### MATERIAL TO PROCESS
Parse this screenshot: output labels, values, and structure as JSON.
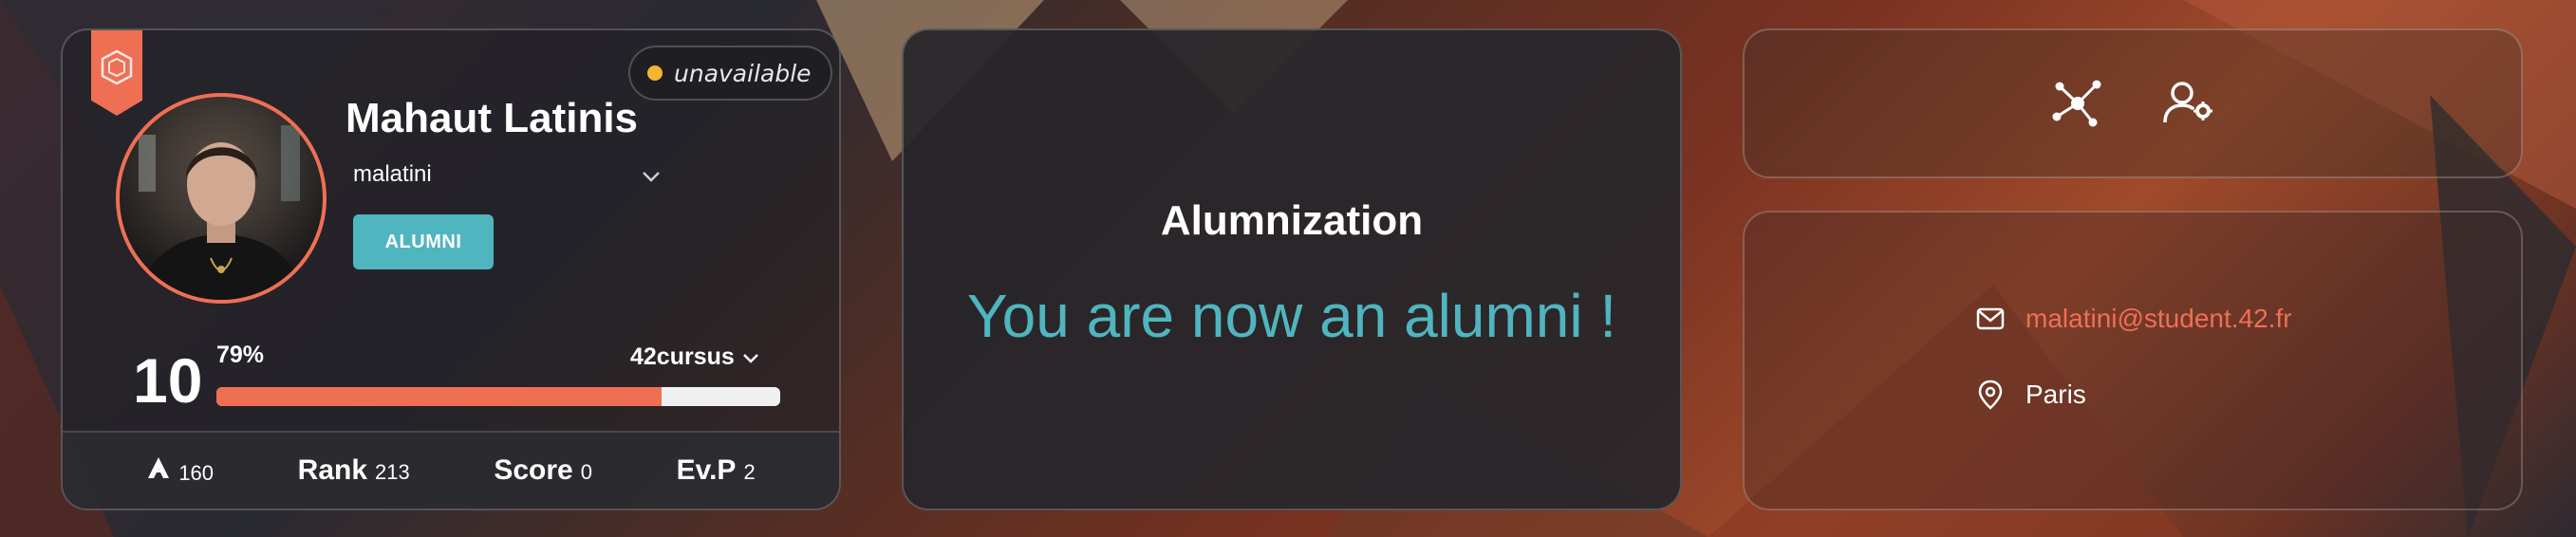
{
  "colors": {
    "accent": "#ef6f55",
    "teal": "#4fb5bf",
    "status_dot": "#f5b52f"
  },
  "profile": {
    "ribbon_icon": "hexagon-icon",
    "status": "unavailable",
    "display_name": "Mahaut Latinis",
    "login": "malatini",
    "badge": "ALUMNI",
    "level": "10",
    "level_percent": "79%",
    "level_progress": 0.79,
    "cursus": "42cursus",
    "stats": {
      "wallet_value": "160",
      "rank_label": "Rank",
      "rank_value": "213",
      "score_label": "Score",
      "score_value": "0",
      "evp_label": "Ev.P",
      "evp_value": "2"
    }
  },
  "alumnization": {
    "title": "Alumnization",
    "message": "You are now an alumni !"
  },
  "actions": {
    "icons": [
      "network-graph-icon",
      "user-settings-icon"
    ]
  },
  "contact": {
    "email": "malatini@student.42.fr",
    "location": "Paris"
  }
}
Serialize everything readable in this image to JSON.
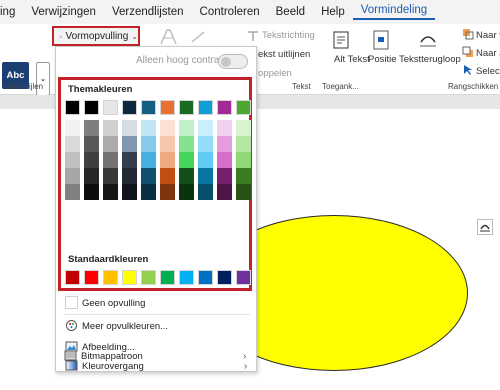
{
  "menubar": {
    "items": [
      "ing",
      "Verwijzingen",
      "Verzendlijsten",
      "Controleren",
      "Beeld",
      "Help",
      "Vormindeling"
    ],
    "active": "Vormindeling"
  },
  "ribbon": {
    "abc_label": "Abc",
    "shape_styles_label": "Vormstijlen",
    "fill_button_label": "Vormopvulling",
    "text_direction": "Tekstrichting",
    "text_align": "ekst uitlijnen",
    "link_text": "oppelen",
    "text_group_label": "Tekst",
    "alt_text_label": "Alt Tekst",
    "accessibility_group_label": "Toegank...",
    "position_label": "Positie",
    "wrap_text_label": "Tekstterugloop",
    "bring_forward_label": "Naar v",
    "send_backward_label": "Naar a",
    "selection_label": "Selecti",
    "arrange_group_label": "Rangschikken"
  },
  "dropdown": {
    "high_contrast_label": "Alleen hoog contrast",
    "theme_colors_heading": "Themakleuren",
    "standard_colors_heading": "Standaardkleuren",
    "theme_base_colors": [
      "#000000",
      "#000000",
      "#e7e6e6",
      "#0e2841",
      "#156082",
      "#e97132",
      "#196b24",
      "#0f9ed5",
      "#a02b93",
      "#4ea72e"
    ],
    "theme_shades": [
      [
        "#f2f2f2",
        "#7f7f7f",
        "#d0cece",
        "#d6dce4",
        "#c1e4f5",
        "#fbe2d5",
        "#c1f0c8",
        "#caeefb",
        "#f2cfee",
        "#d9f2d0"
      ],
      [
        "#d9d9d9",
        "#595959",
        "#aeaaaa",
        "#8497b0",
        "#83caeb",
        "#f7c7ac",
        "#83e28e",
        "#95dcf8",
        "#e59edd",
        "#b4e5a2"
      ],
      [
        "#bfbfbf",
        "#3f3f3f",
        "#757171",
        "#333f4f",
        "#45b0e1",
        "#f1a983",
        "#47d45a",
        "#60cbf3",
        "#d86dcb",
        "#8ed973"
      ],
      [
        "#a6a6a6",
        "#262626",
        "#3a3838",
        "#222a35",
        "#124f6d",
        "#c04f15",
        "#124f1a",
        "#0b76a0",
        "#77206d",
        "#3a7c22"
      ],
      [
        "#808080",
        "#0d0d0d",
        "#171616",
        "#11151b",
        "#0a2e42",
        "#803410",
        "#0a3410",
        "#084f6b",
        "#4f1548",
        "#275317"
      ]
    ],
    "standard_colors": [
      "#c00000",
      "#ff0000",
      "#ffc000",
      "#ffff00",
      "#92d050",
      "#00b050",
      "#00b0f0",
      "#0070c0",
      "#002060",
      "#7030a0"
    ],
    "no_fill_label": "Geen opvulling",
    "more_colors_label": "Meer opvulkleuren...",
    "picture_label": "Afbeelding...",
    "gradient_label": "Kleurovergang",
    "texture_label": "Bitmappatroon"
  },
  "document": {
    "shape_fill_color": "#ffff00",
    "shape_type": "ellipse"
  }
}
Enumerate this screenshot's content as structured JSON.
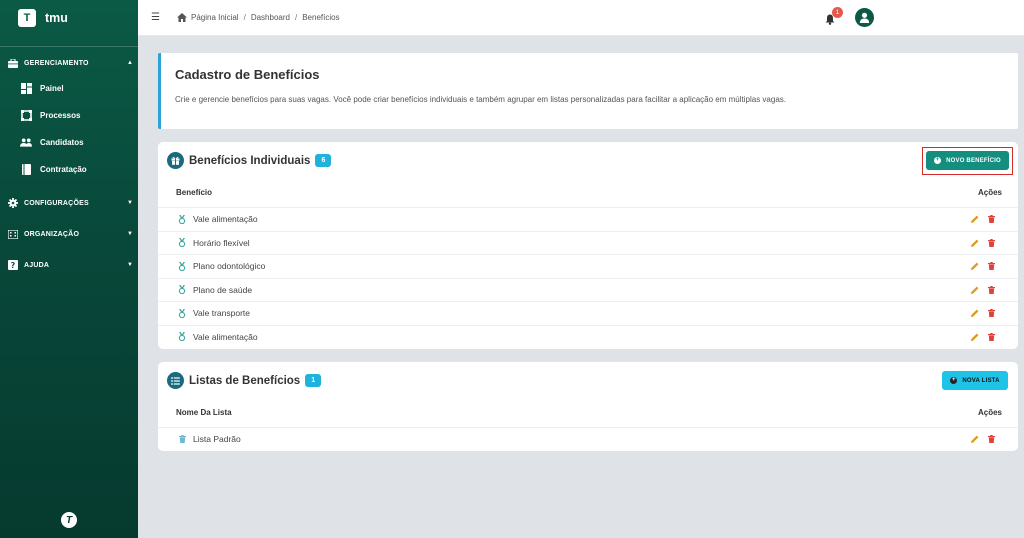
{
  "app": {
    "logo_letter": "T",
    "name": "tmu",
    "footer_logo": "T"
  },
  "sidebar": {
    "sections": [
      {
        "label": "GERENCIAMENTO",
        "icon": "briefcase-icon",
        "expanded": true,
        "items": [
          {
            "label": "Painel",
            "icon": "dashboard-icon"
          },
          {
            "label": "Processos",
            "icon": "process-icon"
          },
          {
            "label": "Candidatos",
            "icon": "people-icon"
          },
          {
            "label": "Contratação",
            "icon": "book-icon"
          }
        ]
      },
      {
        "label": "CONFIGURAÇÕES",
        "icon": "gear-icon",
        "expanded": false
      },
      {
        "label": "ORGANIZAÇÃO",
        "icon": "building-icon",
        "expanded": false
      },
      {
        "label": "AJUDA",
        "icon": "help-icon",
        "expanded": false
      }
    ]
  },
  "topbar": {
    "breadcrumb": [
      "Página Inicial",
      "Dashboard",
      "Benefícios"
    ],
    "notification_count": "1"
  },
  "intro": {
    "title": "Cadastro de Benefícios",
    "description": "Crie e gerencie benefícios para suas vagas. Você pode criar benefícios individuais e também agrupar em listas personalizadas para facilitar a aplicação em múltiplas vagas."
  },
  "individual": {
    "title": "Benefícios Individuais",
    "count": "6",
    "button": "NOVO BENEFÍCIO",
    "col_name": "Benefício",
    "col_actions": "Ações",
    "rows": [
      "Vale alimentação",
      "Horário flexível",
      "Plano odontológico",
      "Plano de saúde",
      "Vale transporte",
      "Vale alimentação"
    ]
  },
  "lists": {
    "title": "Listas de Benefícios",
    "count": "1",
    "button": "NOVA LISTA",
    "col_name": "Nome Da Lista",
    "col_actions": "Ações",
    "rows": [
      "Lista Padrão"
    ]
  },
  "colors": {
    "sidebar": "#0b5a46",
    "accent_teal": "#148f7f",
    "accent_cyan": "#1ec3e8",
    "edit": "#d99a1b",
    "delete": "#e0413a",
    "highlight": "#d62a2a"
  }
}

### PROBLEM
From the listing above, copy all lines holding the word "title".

### EXERCISE RESPONSE
    "title": "Alumnization",
    "title": "Cadastro de Benefícios",
    "title": "Benefícios Individuais",
    "title": "Listas de Benefícios",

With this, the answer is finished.